“We work with the local population, including chefs and waiters, entertainers and the ‘lovely mamas’ who make flower head wreaths and leis,” says Sylvie Abarnou, of Tahiti Nui.
“The beach feast, prepared by locals, was great. Polynesians are very lovely people. They’re so inclusive and so welcoming,” says McKendrick. “Our group enjoyed Moorea the best.”
Pfeifer’s group also enjoyed Moorea. “We divided them into groups of 80 to 150 people for their choice of a car rally, jeep safari, spa with lunch, golf or a cruise to a motu (coral islet).” Tahiti Nui arranged an interactive Polynesian Culture Day for Investors in the Museum of Tahiti and Her Islands’ garden. “Participants watched dance performances and cooking demonstrations, talked to tattoo artists, ukulele players, traditional drummers and craftspeople, as they made hats, jewelry and carvings,” says Pfeifer.
In Bora Bora and Moorea, Lionel Philipp, at Marama Tours Tahiti, organizes beach Olympics, barbecues, customized tours and events, themed dinners and cultural entertainment on private motus. For groups staying only on Tahiti, the InterContinental Resort has two on-property motus.
Groups can save money by booking a section of tables at the InterContinental’s Friday and Saturday evening dinner shows, according to McKendrick. “The show is phenomenal,” she says.
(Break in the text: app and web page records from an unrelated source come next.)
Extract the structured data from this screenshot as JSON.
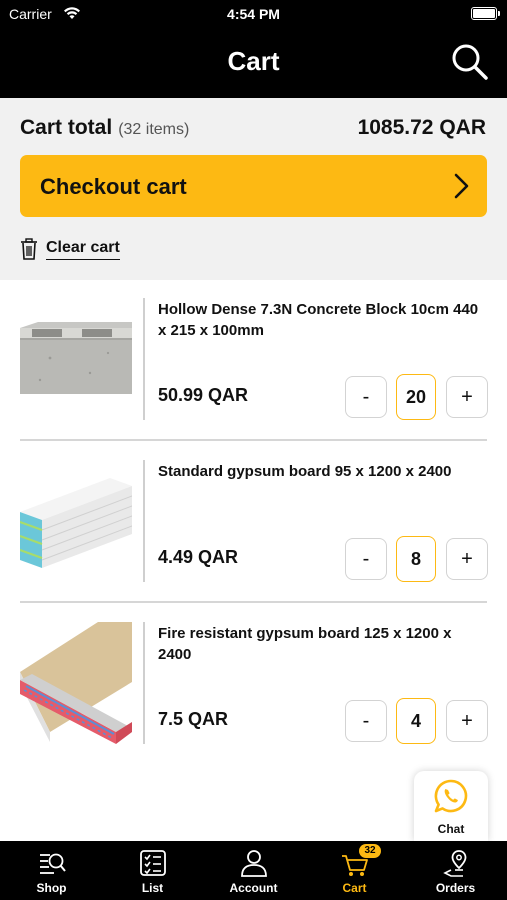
{
  "status": {
    "carrier": "Carrier",
    "time": "4:54 PM"
  },
  "header": {
    "title": "Cart",
    "search_icon": "search-icon"
  },
  "summary": {
    "total_label": "Cart total",
    "items_count": "(32 items)",
    "total_amount": "1085.72 QAR",
    "checkout_label": "Checkout cart",
    "clear_label": "Clear cart"
  },
  "items": [
    {
      "name": "Hollow Dense 7.3N Concrete Block 10cm 440 x 215 x 100mm",
      "price": "50.99 QAR",
      "qty": "20",
      "minus": "-",
      "plus": "+"
    },
    {
      "name": "Standard gypsum board  95 x 1200 x 2400",
      "price": "4.49 QAR",
      "qty": "8",
      "minus": "-",
      "plus": "+"
    },
    {
      "name": "Fire resistant gypsum board  125 x 1200 x 2400",
      "price": "7.5 QAR",
      "qty": "4",
      "minus": "-",
      "plus": "+"
    }
  ],
  "chat": {
    "label": "Chat"
  },
  "nav": {
    "items": [
      {
        "label": "Shop",
        "icon": "shop-search-icon"
      },
      {
        "label": "List",
        "icon": "checklist-icon"
      },
      {
        "label": "Account",
        "icon": "account-icon"
      },
      {
        "label": "Cart",
        "icon": "cart-icon",
        "badge": "32"
      },
      {
        "label": "Orders",
        "icon": "orders-location-icon"
      }
    ]
  },
  "colors": {
    "accent": "#fdb913",
    "bar": "#000000",
    "summary_bg": "#f1f1f1",
    "whatsapp": "#fdb913"
  }
}
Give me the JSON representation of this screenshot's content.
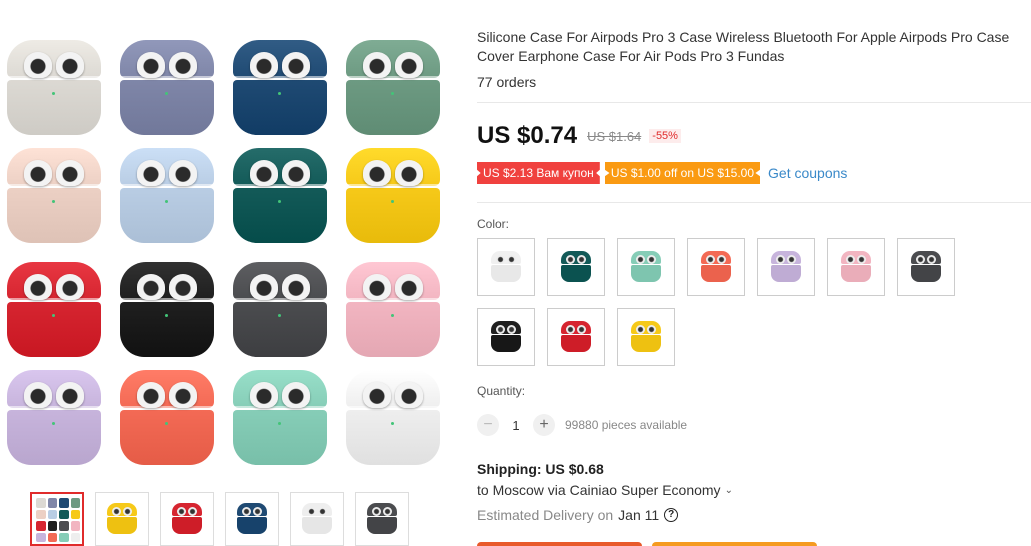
{
  "product": {
    "title": "Silicone Case For Airpods Pro 3 Case Wireless Bluetooth For Apple Airpods Pro Case Cover Earphone Case For Air Pods Pro 3 Fundas",
    "orders": "77 orders"
  },
  "price": {
    "current": "US $0.74",
    "original": "US $1.64",
    "discount": "-55%"
  },
  "coupons": {
    "store_coupon": "US $2.13 Вам купон",
    "promo_coupon": "US $1.00 off on US $15.00",
    "get_coupons": "Get coupons"
  },
  "color": {
    "label": "Color:",
    "options": [
      "white",
      "dark green",
      "mint",
      "coral",
      "lavender",
      "pink",
      "dark gray",
      "black",
      "red",
      "yellow"
    ]
  },
  "gallery": {
    "case_colors": [
      "#dcd9d3",
      "#7f86a8",
      "#1f4a73",
      "#6d9a82",
      "#ecd0c4",
      "#b9cde4",
      "#135a58",
      "#f6c919",
      "#d62530",
      "#1f1f1f",
      "#4b4c4f",
      "#f2b5c1",
      "#c7b4dc",
      "#f36a55",
      "#86cdb7",
      "#eeeeee"
    ],
    "thumb_colors": [
      "grid",
      "#f6c919",
      "#d62530",
      "#1f4a73",
      "#eeeeee",
      "#4b4c4f"
    ]
  },
  "swatch_colors": [
    "#f0f0f0",
    "#135a58",
    "#86cdb7",
    "#f36a55",
    "#c7b4dc",
    "#f2b5c1",
    "#4b4c4f",
    "#1f1f1f",
    "#d62530",
    "#f6c919"
  ],
  "quantity": {
    "label": "Quantity:",
    "value": "1",
    "available": "99880 pieces available"
  },
  "shipping": {
    "label": "Shipping: US $0.68",
    "destination": "to Moscow via Cainiao Super Economy",
    "delivery_prefix": "Estimated Delivery on",
    "delivery_date": "Jan 11"
  },
  "colors": {
    "accent_red": "#e02b2b",
    "coupon_red": "#f0413e",
    "coupon_orange": "#fa9a12",
    "link_blue": "#3a89c9"
  }
}
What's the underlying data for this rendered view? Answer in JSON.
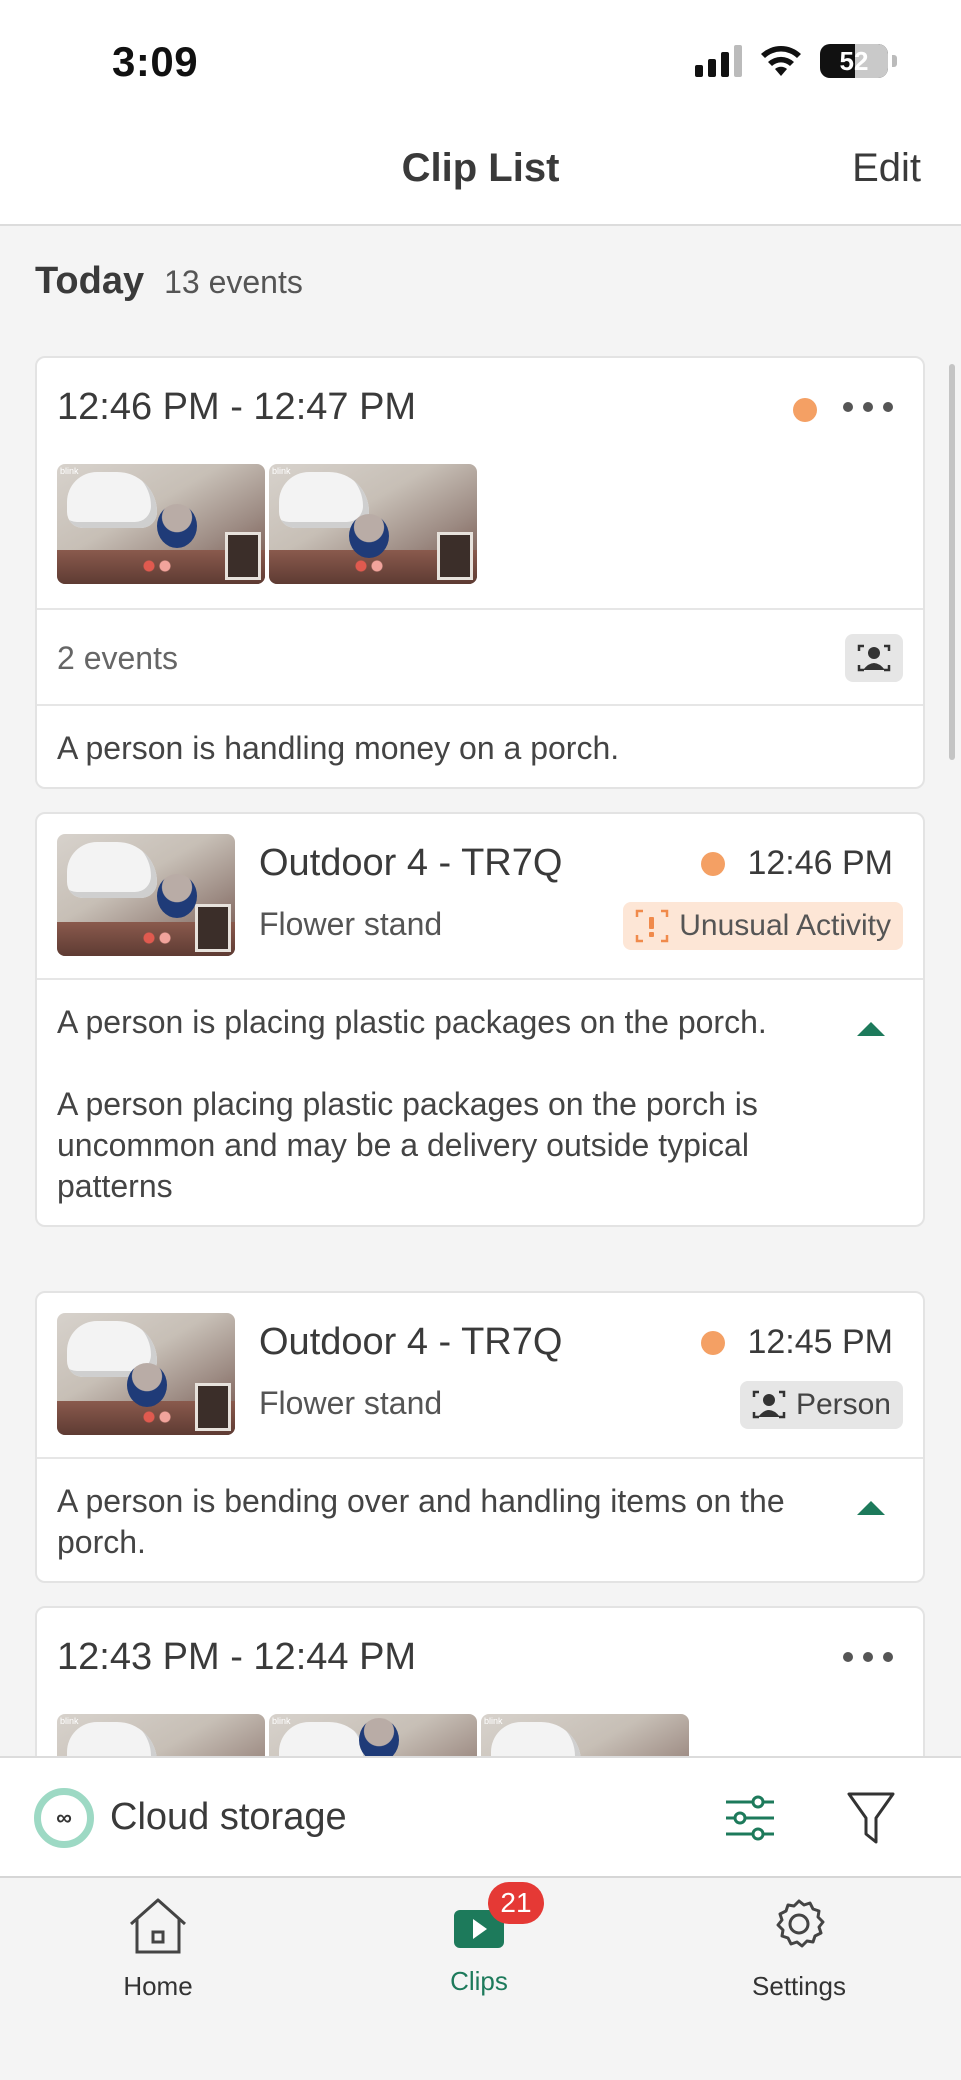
{
  "status": {
    "time": "3:09",
    "battery": "52"
  },
  "nav": {
    "title": "Clip List",
    "edit_label": "Edit"
  },
  "day": {
    "title": "Today",
    "count": "13 events"
  },
  "groups": [
    {
      "time_range": "12:46 PM - 12:47 PM",
      "events_label": "2 events",
      "summary": "A person is handling money on a porch.",
      "thumb_logo": "blink"
    },
    {
      "time_range": "12:43 PM - 12:44 PM",
      "thumb_logo": "blink"
    }
  ],
  "events": [
    {
      "camera": "Outdoor 4 - TR7Q",
      "location": "Flower stand",
      "time": "12:46 PM",
      "tag": "Unusual Activity",
      "description": "A person is placing plastic packages on the porch.",
      "detail": "A person placing plastic packages on the porch is uncommon and may be a delivery outside typical patterns"
    },
    {
      "camera": "Outdoor 4 - TR7Q",
      "location": "Flower stand",
      "time": "12:45 PM",
      "tag": "Person",
      "description": "A person is bending over and handling items on the porch."
    }
  ],
  "bottom": {
    "cloud_label": "Cloud storage",
    "cloud_icon_glyph": "∞"
  },
  "tabs": {
    "home": "Home",
    "clips": "Clips",
    "clips_badge": "21",
    "settings": "Settings"
  },
  "colors": {
    "accent": "#1d7a5b",
    "dot": "#f4a064",
    "badge": "#e53935",
    "cloud_ring": "#9dd9c4"
  },
  "icons": [
    "signal-icon",
    "wifi-icon",
    "battery-icon",
    "more-icon",
    "person-icon",
    "unusual-activity-icon",
    "caret-up-icon",
    "cloud-storage-icon",
    "sliders-icon",
    "filter-icon",
    "home-icon",
    "clips-icon",
    "settings-icon"
  ]
}
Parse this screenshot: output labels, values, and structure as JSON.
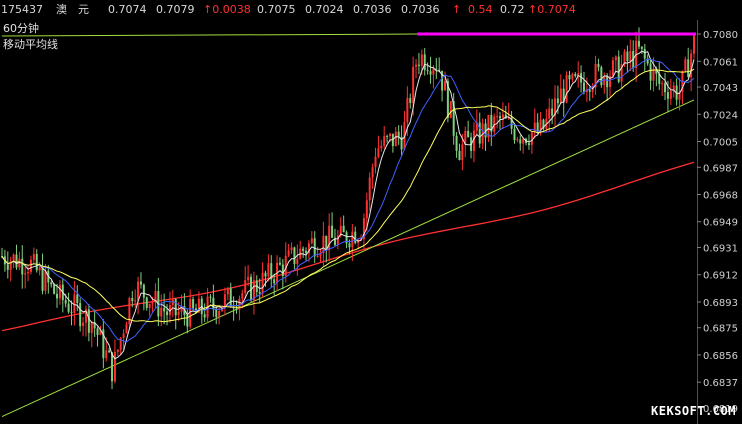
{
  "quote": {
    "code": "175437",
    "name": "澳　元",
    "v1": "0.7074",
    "v2": "0.7079",
    "change": "↑0.0038",
    "v3": "0.7075",
    "v4": "0.7024",
    "v5": "0.7036",
    "v6": "0.7036",
    "arrow": "↑",
    "v7": "0.54",
    "v8": "0.72",
    "v9": "↑0.7074"
  },
  "chart_labels": {
    "period": "60分钟",
    "indicator": "移动平均线"
  },
  "watermark": "KEKSOFT.COM",
  "colors": {
    "background": "#000000",
    "up_candle": "#ff3030",
    "down_candle": "#7fd07f",
    "ma_fast": "#e8e8e8",
    "ma_mid": "#ffff60",
    "ma_blue": "#4060ff",
    "ma_long": "#ff3030",
    "trendline": "#a0e040",
    "resistance": "#ff00ff"
  },
  "chart_data": {
    "type": "candlestick",
    "y_ticks": [
      "0.7080",
      "0.7061",
      "0.7043",
      "0.7024",
      "0.7005",
      "0.6987",
      "0.6968",
      "0.6949",
      "0.6931",
      "0.6912",
      "0.6893",
      "0.6875",
      "0.6856",
      "0.6837",
      "0.6819"
    ],
    "ylim": [
      0.6812,
      0.7087
    ],
    "resistance_level": 0.708,
    "trendline": {
      "start": [
        0,
        0.6813
      ],
      "end": [
        1,
        0.7034
      ]
    },
    "long_ma_start": 0.6873,
    "long_ma_end": 0.6988,
    "path_anchors": [
      [
        0,
        0.6925
      ],
      [
        0.04,
        0.692
      ],
      [
        0.08,
        0.6897
      ],
      [
        0.13,
        0.688
      ],
      [
        0.16,
        0.6845
      ],
      [
        0.19,
        0.6905
      ],
      [
        0.24,
        0.6885
      ],
      [
        0.28,
        0.6885
      ],
      [
        0.33,
        0.6895
      ],
      [
        0.37,
        0.6905
      ],
      [
        0.41,
        0.692
      ],
      [
        0.45,
        0.6935
      ],
      [
        0.49,
        0.6937
      ],
      [
        0.52,
        0.6945
      ],
      [
        0.54,
        0.7
      ],
      [
        0.58,
        0.701
      ],
      [
        0.6,
        0.7065
      ],
      [
        0.63,
        0.706
      ],
      [
        0.66,
        0.7
      ],
      [
        0.69,
        0.701
      ],
      [
        0.72,
        0.702
      ],
      [
        0.75,
        0.701
      ],
      [
        0.78,
        0.7012
      ],
      [
        0.81,
        0.704
      ],
      [
        0.85,
        0.705
      ],
      [
        0.89,
        0.7055
      ],
      [
        0.92,
        0.7068
      ],
      [
        0.95,
        0.7045
      ],
      [
        0.98,
        0.704
      ],
      [
        1.0,
        0.7074
      ]
    ]
  }
}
Held after a bountiful buffet, it features traditional dances by the famous Les Grands Ballets de Tahiti.
“From a cost perspective, Tahiti is no different than Europe,” says Angie Pfeifer. “You can’t compare prices for a room in a Hawaiian hotel to an overwater bungalow in Bora Bora. Incentive participants don’t want to stay in a building. They want a bungalow,” says Abarnou.
Philipp says planners can use a rule of thumb for budgeting: “If a Tahiti programme costs $1, then a Moorea programme is $2 and a Bora Bora incentive is $4. Generally, low season is November to April, while high season is May to October. April is great and the first few weeks of May, as well as October.” While rain is more likely from November and March, temperatures average 28?C, year-round.
Pfeifer advises, “If you’re doing an elaborate business programme, which requires significant staging and production, you’ll have to bring in the equipment, because Tahiti doesn’t have an AV company to supply it. Another factor that impacts your costs is that all flights to Tahiti arrive at 11:00 p.m. or midnight. Normally, our guests arrive in time for an evening welcome reception. So instead of our usual five-night programme, we made it six nights. Make sure you work with a DMC that’s done business in Tahiti and understands the flights.”
“Tahiti was a fabulous programme and people loved it,” says Pfeifer. “Our goal was to deliver an incentive programme that increased productivity. Tahiti motivated people to work harder to get there and rewarded them accordingly.” McKendrick agrees. “If a client has the budget, I would absolutely go back to Tahiti.”
— Barb and Ron Kroll are Toronto-based freelancer writers.